EXERCISE AIM
For each line in the data below that has the word "springframework", copy that line.

_ _ _ _ _

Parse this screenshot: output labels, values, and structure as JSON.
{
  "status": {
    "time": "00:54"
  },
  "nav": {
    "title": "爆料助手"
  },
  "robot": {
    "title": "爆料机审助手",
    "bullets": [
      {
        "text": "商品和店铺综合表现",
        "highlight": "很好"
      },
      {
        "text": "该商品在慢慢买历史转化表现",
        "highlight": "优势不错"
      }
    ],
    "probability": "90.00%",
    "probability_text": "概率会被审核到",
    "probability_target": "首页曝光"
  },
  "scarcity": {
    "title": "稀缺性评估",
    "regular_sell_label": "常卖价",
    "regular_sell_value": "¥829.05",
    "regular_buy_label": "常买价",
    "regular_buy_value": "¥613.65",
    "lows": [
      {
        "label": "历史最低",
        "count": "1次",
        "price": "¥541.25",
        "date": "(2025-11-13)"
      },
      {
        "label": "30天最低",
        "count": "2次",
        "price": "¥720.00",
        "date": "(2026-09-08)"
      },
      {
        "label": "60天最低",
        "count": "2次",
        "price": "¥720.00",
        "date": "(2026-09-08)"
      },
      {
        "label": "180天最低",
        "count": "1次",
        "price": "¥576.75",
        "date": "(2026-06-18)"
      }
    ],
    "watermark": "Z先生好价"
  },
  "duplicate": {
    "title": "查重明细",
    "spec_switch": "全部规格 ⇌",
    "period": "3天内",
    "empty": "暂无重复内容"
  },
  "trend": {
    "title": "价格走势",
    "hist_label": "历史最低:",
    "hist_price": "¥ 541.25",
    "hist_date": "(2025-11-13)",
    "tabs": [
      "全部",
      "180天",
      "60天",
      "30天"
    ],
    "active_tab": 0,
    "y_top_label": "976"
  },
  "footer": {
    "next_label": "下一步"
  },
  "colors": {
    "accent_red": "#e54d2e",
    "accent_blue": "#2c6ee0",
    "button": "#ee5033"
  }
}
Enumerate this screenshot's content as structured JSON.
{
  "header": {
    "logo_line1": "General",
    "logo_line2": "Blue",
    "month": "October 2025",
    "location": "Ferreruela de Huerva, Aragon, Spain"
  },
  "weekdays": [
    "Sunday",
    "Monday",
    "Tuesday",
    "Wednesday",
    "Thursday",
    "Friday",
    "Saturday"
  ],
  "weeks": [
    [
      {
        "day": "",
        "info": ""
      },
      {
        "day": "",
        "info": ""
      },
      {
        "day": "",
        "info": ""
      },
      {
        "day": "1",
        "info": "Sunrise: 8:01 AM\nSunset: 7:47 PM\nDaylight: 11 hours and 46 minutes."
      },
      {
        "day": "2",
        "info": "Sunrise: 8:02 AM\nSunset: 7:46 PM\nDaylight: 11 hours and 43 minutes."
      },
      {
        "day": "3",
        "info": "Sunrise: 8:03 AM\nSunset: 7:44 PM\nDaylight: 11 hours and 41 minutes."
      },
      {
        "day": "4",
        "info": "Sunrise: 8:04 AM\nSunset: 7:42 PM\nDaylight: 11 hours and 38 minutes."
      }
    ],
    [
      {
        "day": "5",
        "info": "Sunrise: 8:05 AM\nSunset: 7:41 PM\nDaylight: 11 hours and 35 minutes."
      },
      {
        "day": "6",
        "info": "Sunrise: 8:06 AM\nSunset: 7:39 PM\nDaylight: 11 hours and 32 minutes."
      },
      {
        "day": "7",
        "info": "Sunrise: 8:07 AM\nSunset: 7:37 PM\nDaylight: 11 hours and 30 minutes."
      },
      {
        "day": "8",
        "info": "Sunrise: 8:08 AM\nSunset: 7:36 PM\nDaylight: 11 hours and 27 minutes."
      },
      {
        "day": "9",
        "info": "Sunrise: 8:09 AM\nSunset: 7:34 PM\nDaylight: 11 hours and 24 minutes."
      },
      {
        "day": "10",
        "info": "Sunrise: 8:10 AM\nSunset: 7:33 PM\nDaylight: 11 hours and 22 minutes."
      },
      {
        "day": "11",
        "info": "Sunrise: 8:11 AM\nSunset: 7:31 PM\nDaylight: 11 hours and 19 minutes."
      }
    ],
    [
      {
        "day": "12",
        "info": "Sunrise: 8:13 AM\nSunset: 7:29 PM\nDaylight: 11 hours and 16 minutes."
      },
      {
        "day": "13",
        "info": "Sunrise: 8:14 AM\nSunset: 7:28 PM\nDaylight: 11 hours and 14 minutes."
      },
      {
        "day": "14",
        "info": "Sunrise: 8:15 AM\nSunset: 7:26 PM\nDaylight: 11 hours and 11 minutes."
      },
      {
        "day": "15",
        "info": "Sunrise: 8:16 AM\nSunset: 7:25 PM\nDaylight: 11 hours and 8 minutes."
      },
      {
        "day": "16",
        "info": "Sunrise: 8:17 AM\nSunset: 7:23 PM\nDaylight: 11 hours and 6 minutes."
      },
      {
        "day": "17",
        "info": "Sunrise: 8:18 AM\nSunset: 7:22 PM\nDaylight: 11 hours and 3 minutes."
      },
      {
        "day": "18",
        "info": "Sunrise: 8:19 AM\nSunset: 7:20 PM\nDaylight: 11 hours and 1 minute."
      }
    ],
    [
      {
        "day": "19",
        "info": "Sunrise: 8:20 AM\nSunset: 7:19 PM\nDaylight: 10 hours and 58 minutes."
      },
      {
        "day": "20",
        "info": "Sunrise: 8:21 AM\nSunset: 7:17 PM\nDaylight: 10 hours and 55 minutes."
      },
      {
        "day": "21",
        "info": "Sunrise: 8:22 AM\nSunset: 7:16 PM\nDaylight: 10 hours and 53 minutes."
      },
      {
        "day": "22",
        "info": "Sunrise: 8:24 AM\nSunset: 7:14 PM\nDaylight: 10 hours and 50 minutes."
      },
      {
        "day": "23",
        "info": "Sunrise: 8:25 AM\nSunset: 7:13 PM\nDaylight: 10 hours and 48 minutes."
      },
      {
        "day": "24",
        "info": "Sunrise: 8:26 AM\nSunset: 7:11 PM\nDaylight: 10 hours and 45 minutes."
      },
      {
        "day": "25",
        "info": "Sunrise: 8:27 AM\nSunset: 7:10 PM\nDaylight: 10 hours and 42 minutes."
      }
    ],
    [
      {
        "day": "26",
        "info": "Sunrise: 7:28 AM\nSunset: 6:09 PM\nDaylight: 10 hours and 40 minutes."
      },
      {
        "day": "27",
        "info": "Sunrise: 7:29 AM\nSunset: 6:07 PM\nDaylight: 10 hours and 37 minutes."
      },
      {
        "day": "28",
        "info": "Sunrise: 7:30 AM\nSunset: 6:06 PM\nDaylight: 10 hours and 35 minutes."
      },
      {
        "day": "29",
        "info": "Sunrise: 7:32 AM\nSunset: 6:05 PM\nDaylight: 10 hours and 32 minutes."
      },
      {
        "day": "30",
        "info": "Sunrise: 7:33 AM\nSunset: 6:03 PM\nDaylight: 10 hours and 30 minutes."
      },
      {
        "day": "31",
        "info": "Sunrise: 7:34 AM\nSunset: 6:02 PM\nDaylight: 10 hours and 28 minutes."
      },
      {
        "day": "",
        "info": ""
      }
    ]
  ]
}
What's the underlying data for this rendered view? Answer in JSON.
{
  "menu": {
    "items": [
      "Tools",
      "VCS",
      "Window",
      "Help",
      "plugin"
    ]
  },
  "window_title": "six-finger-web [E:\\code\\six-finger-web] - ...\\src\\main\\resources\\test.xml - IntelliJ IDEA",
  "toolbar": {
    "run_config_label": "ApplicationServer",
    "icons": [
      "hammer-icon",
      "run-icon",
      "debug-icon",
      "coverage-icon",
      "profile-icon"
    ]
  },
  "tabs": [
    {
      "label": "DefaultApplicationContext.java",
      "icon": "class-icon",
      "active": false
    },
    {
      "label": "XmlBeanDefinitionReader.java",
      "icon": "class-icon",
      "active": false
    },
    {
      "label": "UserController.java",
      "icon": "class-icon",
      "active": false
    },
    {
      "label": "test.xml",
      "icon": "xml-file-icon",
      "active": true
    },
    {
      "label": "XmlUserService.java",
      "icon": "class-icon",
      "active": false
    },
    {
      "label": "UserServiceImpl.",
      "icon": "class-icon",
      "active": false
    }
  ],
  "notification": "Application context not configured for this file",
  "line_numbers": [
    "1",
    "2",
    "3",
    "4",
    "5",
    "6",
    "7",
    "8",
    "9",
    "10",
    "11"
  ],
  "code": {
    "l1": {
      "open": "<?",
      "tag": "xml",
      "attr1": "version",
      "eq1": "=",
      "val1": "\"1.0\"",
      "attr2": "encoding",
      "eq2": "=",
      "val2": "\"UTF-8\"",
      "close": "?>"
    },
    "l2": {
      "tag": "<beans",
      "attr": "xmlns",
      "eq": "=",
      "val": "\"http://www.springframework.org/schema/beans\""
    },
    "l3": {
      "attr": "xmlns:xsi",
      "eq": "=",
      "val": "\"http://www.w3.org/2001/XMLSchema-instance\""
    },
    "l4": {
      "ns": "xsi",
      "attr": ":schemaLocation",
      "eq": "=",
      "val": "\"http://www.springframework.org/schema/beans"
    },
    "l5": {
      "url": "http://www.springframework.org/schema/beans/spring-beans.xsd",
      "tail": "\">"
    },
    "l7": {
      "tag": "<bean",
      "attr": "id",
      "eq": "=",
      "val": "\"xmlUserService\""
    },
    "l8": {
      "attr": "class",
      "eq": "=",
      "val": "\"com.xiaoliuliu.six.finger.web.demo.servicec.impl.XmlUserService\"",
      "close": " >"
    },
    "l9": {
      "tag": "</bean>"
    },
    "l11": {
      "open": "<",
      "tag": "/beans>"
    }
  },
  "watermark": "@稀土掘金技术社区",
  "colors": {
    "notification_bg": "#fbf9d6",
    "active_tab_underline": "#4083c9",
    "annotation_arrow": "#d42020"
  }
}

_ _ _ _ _

TASK SOLUTION
      "val": "\"http://www.springframework.org/schema/beans\""
      "val": "\"http://www.springframework.org/schema/beans"
      "url": "http://www.springframework.org/schema/beans/spring-beans.xsd",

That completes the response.